An American Academy of Arts & Sciences working group co-chaired by Annenberg Public Policy Center Director Kathleen Hall Jamieson has published a brief and white paper with steps to encourage clear communication about the urgency of climate change.
The reports, developed by the communication working group of the Academy’s Commission on Accelerating Climate Action, include 12 principles for effective climate change communication, ranging from communicating consensus on climate change to making messages locally relevant to demanding accountability.
The principles are designed to overcome communication barriers to effective climate action, including partisan polarization, the low prioritization of climate action among the issues evaluated by voters, and the need to overcome the assumption that “action is futile.”
The seven-page brief summarizes 12 “Proven Principles of Effective Climate Change Communication,” while the 66-page white paper offers examples of climate communication and action from the media landscape, government, nonprofits, and other sectors.
In discussing one of the principles, to “Encourage Commitments in the Form of Accountable Climate Action Plans,” the working group cited the American College and University Presidents’ Climate Commitment, which asked signatories to promote efforts to create a sustainable society and eliminate net greenhouse gas emissions from their own campus operations.
One example of how that was effectuated, the report said, was through a resolution of the executive committee of the Faculty Senate of the University of Pennsylvania, which asked faculty members to sign a climate pledge and posted a video to encourage them to do so.
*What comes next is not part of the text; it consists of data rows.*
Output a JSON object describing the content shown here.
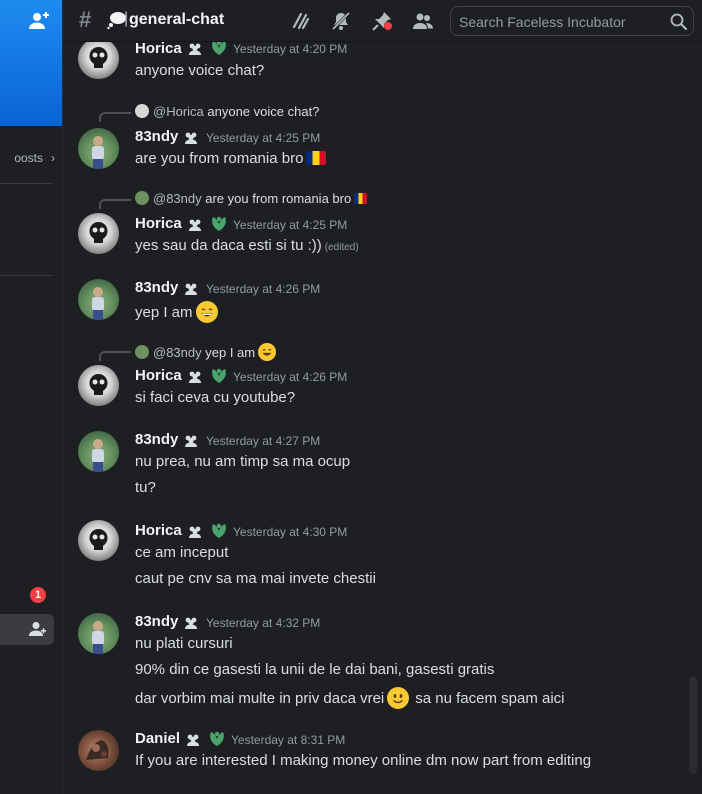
{
  "sidebar": {
    "boosts_label": "oosts",
    "badge_count": "1"
  },
  "header": {
    "channel_name": "general-chat",
    "search_placeholder": "Search Faceless Incubator"
  },
  "messages": [
    {
      "author": "Horica",
      "time": "Yesterday at 4:20 PM",
      "lines": [
        "anyone voice chat?"
      ]
    },
    {
      "reply_to": "@Horica",
      "reply_text": "anyone voice chat?",
      "author": "83ndy",
      "time": "Yesterday at 4:25 PM",
      "lines": [
        "are you from romania bro"
      ]
    },
    {
      "reply_to": "@83ndy",
      "reply_text": "are you from romania bro",
      "author": "Horica",
      "time": "Yesterday at 4:25 PM",
      "lines": [
        "yes sau da daca esti si tu :))"
      ],
      "edited": "(edited)"
    },
    {
      "author": "83ndy",
      "time": "Yesterday at 4:26 PM",
      "lines": [
        "yep I am"
      ]
    },
    {
      "reply_to": "@83ndy",
      "reply_text": "yep I am",
      "author": "Horica",
      "time": "Yesterday at 4:26 PM",
      "lines": [
        "si faci ceva cu youtube?"
      ]
    },
    {
      "author": "83ndy",
      "time": "Yesterday at 4:27 PM",
      "lines": [
        "nu prea, nu am timp sa ma ocup",
        "tu?"
      ]
    },
    {
      "author": "Horica",
      "time": "Yesterday at 4:30 PM",
      "lines": [
        "ce am inceput",
        "caut pe cnv sa ma mai invete chestii"
      ]
    },
    {
      "author": "83ndy",
      "time": "Yesterday at 4:32 PM",
      "lines": [
        "nu plati cursuri",
        "90% din ce gasesti la unii de le dai bani, gasesti gratis",
        "dar vorbim mai multe in priv daca vrei",
        "sa nu facem spam aici"
      ]
    },
    {
      "author": "Daniel",
      "time": "Yesterday at 8:31 PM",
      "lines": [
        "If you are interested I making money online dm now part from editing"
      ]
    }
  ]
}
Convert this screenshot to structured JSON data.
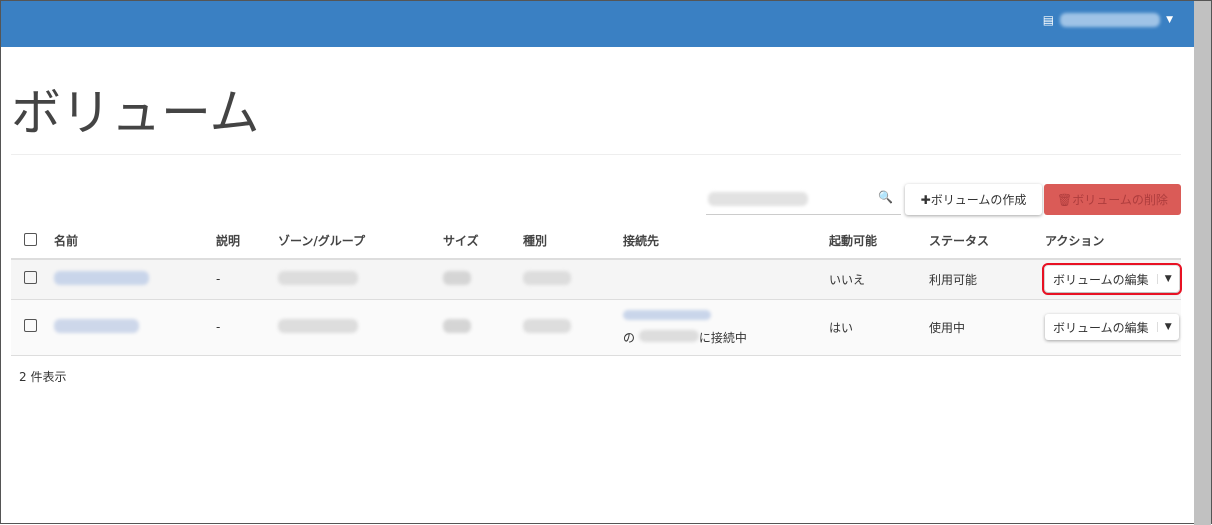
{
  "header": {
    "user_icon": "id-card-icon",
    "user_name_blurred": true
  },
  "page_title": "ボリューム",
  "toolbar": {
    "search_placeholder": "",
    "search_icon": "search-icon",
    "create_label": "✚ボリュームの作成",
    "delete_label": "🗑ボリュームの削除"
  },
  "table": {
    "headers": [
      "名前",
      "説明",
      "ゾーン/グループ",
      "サイズ",
      "種別",
      "接続先",
      "起動可能",
      "ステータス",
      "アクション"
    ],
    "rows": [
      {
        "description": "-",
        "attached_prefix": "",
        "attached_suffix": "",
        "bootable": "いいえ",
        "status": "利用可能",
        "action": "ボリュームの編集"
      },
      {
        "description": "-",
        "attached_prefix": "の",
        "attached_suffix": "に接続中",
        "bootable": "はい",
        "status": "使用中",
        "action": "ボリュームの編集"
      }
    ]
  },
  "footer": {
    "count": "2 件表示"
  },
  "colors": {
    "header": "#3a80c3",
    "danger": "#d9534f",
    "highlight": "#e81123"
  }
}
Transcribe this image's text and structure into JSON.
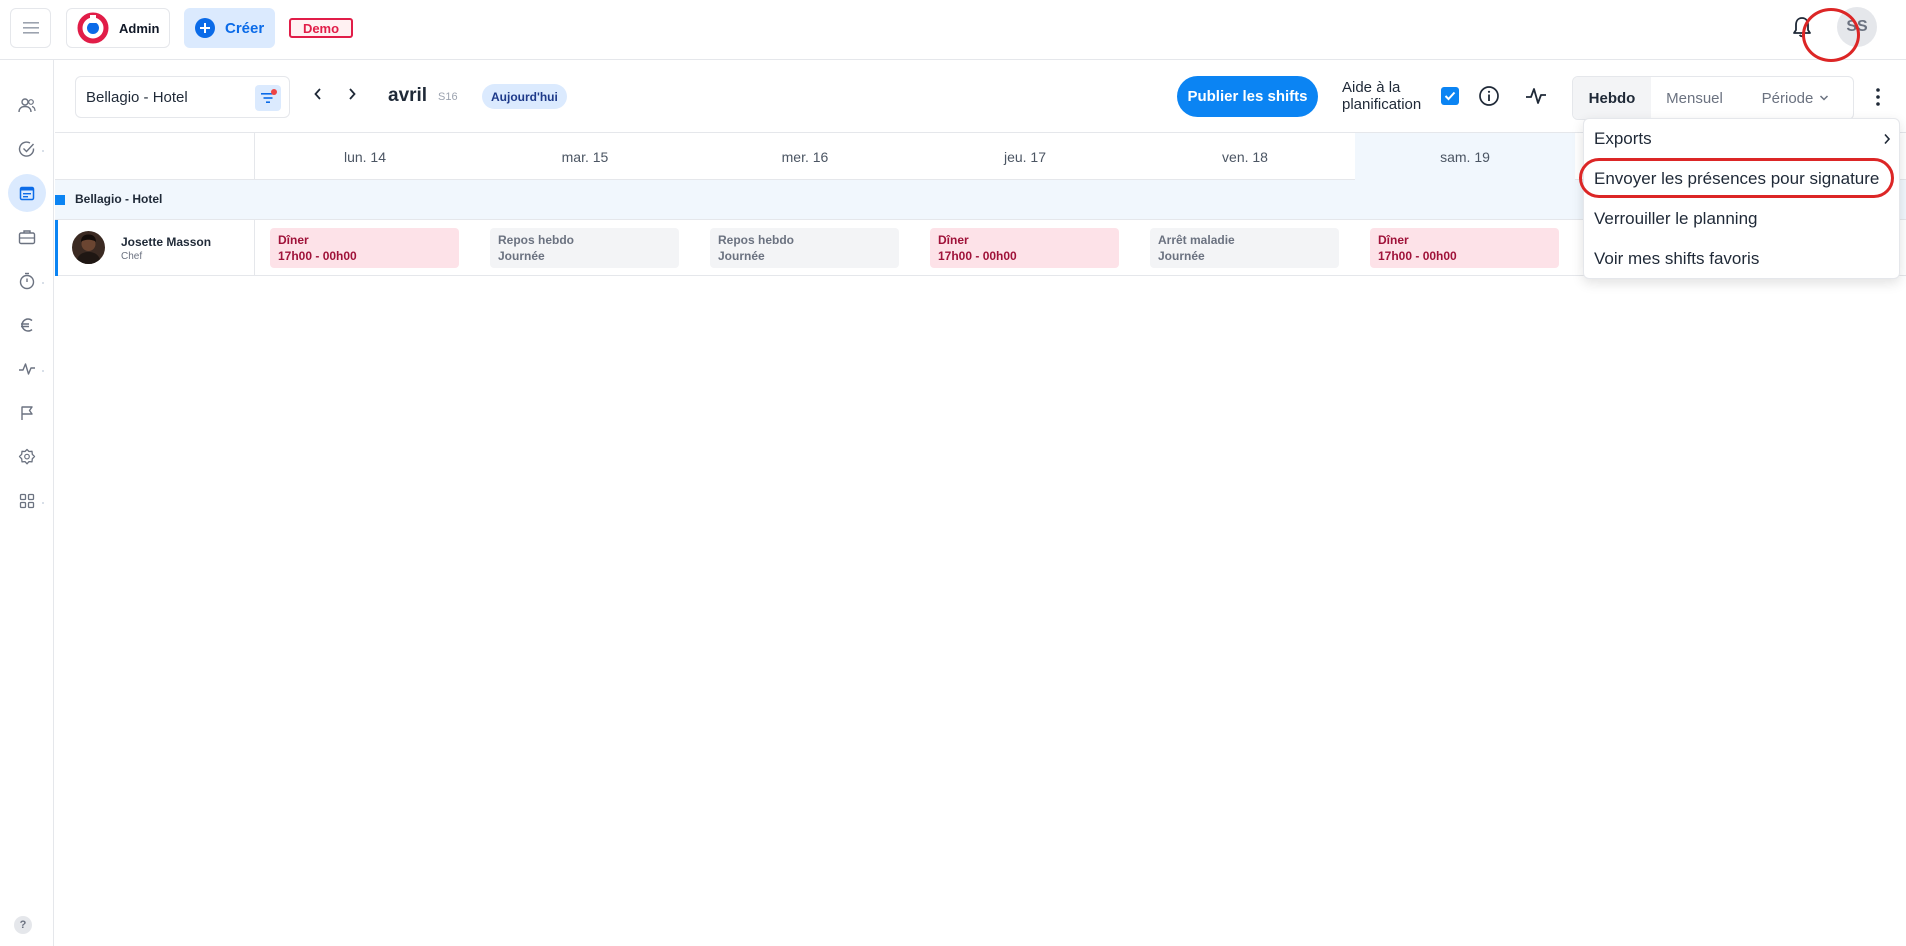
{
  "topbar": {
    "brand_label": "Admin",
    "create_label": "Créer",
    "demo_label": "Demo",
    "user_initials": "SS"
  },
  "toolbar": {
    "location": "Bellagio - Hotel",
    "month": "avril",
    "week": "S16",
    "today_label": "Aujourd'hui",
    "publish_label": "Publier les shifts",
    "aide_label": "Aide à la planification",
    "aide_checked": true,
    "views": [
      {
        "label": "Hebdo",
        "active": true
      },
      {
        "label": "Mensuel",
        "active": false
      },
      {
        "label": "Période",
        "active": false
      }
    ]
  },
  "grid": {
    "days": [
      "lun.  14",
      "mar.  15",
      "mer.  16",
      "jeu.  17",
      "ven.  18",
      "sam.  19"
    ],
    "group_name": "Bellagio - Hotel",
    "employee": {
      "name": "Josette Masson",
      "role": "Chef"
    },
    "shifts": [
      {
        "title": "Dîner",
        "sub": "17h00 - 00h00",
        "kind": "dinner"
      },
      {
        "title": "Repos hebdo",
        "sub": "Journée",
        "kind": "rest"
      },
      {
        "title": "Repos hebdo",
        "sub": "Journée",
        "kind": "rest"
      },
      {
        "title": "Dîner",
        "sub": "17h00 - 00h00",
        "kind": "dinner"
      },
      {
        "title": "Arrêt maladie",
        "sub": "Journée",
        "kind": "rest"
      },
      {
        "title": "Dîner",
        "sub": "17h00 - 00h00",
        "kind": "dinner"
      }
    ]
  },
  "menu": {
    "items": [
      {
        "label": "Exports"
      },
      {
        "label": "Envoyer les présences pour signature"
      },
      {
        "label": "Verrouiller le planning"
      },
      {
        "label": "Voir mes shifts favoris"
      }
    ]
  },
  "colors": {
    "primary": "#0b84f3",
    "highlight_ring": "#dc2626",
    "dinner_bg": "#fde2e8",
    "rest_bg": "#f3f4f6"
  },
  "sidebar_icons": [
    "users-icon",
    "check-circle-icon",
    "calendar-icon",
    "briefcase-icon",
    "stopwatch-icon",
    "euro-icon",
    "activity-icon",
    "flag-icon",
    "badge-icon",
    "apps-icon"
  ],
  "help_label": "?"
}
Along with Jamieson, the co-chairs of the communication working group of the Academy’s climate action initiative are climate scientist J. Marshall Shepherd of the University of Georgia, who also serves on the external advisory board of the Penn Center for Science, Sustainability & the Media, and Bob Inglis, executive director of republicEn, a conservative climate group.
Read more about the Academy’s Accelerating Climate Action commission.